§ **Activity**
Report all lines of the data below that hold the word "three".

§ **Items from an interface collection**
+ + +
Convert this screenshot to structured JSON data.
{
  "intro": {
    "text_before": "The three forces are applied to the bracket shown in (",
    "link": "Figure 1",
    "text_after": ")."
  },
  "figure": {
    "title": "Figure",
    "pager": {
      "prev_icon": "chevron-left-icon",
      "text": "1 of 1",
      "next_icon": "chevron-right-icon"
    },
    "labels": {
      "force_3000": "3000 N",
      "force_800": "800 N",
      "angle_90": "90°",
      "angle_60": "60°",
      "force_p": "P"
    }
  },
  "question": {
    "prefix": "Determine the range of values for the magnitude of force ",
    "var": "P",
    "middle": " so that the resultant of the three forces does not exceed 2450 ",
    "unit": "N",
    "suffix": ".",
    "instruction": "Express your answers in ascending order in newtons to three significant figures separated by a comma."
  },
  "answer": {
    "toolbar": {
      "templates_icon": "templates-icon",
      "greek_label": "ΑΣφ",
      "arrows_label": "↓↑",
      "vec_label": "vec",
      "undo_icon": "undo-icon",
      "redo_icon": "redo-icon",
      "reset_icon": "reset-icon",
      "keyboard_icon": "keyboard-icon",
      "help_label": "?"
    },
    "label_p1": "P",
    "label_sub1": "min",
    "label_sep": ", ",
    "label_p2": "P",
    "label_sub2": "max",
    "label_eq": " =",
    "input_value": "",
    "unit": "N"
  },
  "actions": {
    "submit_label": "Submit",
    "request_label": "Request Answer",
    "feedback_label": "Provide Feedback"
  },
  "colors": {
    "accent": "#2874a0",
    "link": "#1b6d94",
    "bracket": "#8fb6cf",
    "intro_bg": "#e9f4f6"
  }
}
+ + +
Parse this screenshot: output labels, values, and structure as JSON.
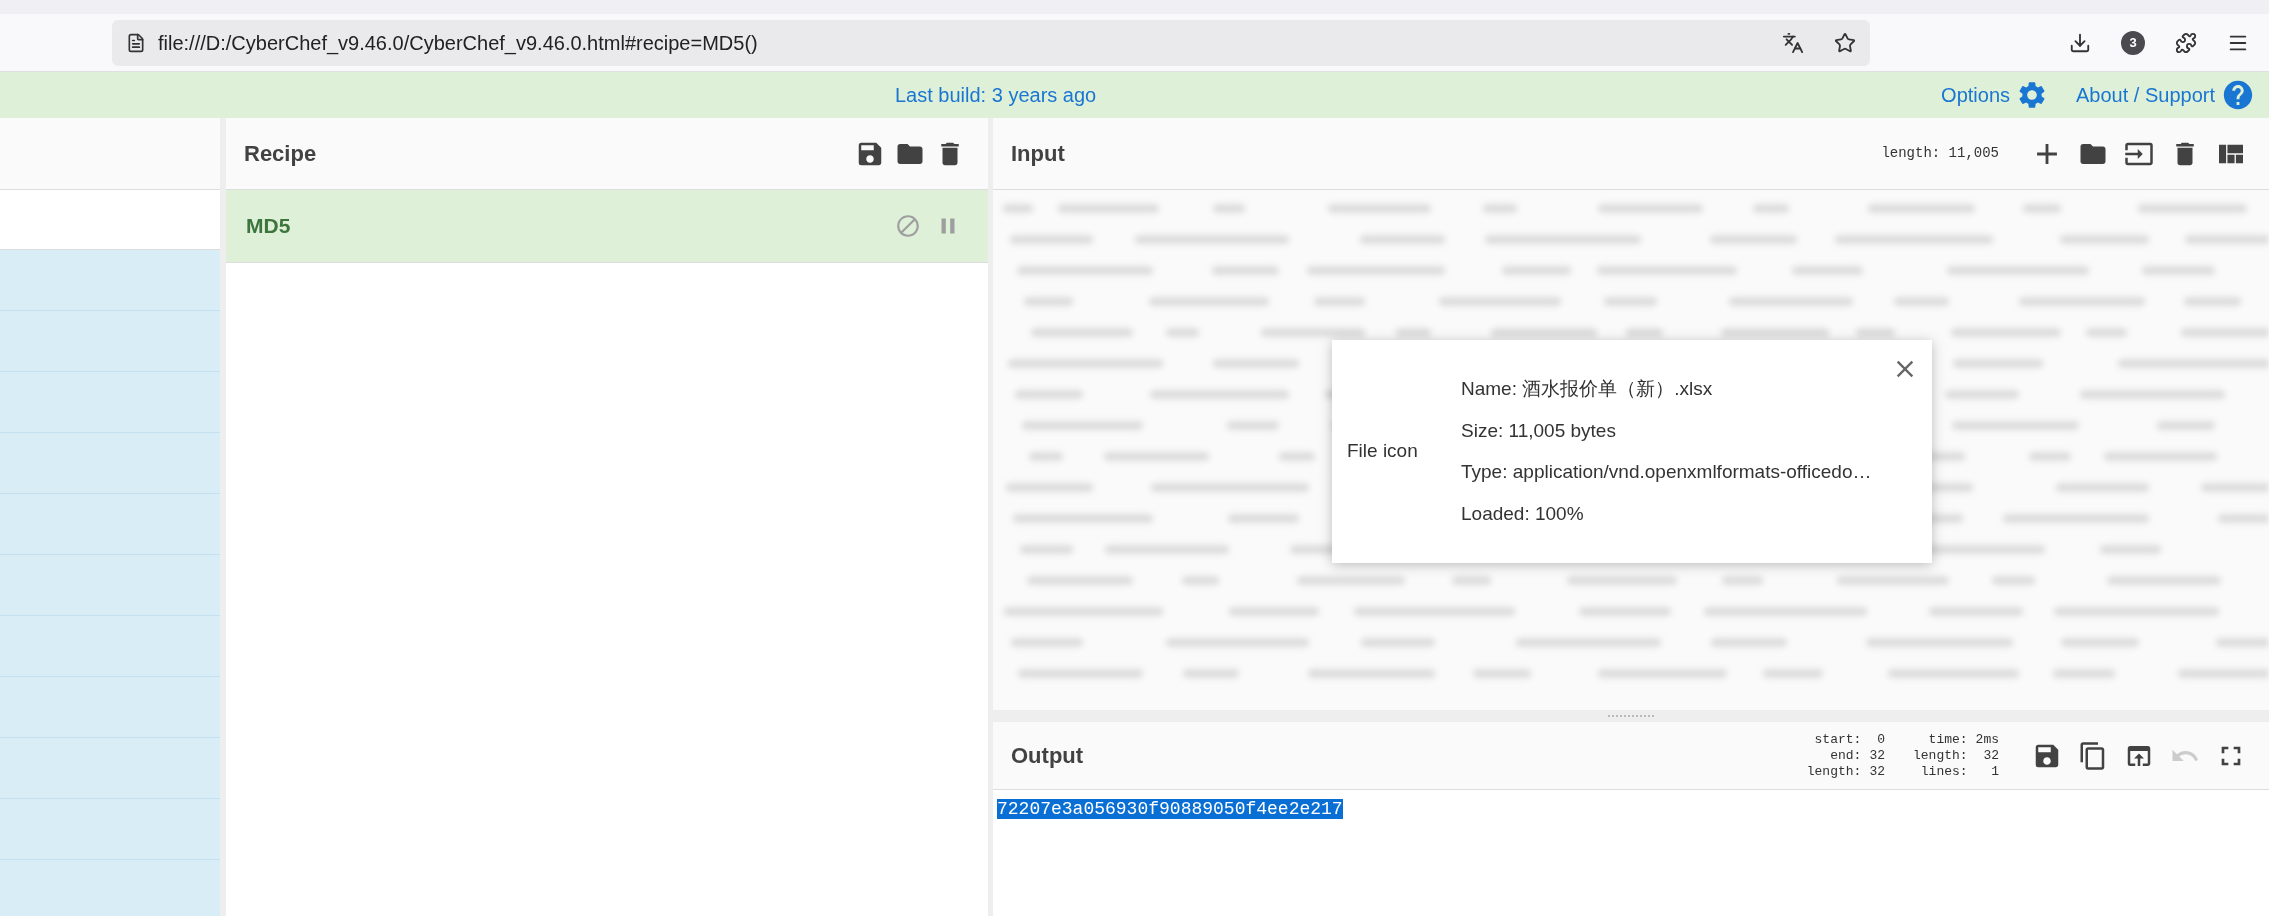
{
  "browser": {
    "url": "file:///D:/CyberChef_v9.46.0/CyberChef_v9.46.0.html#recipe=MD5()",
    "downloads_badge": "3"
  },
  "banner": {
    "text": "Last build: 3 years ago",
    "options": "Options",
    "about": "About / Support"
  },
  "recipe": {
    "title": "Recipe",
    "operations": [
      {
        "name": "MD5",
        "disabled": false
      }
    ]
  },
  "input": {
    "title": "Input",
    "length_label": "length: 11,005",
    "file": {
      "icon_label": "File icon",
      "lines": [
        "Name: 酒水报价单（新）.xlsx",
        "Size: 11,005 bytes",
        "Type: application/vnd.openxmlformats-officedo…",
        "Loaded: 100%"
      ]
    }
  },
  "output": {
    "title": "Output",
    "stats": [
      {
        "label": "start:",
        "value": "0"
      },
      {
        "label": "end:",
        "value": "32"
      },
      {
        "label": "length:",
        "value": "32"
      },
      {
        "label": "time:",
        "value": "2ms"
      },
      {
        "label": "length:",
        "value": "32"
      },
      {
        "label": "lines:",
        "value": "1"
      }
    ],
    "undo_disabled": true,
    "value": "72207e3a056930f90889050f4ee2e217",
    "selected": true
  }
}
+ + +
§ **Exercise solution**
    "text_before": "The three forces are applied to the bracket shown in (",
    "middle": " so that the resultant of the three forces does not exceed 2450 ",
    "instruction": "Express your answers in ascending order in newtons to three significant figures separated by a comma."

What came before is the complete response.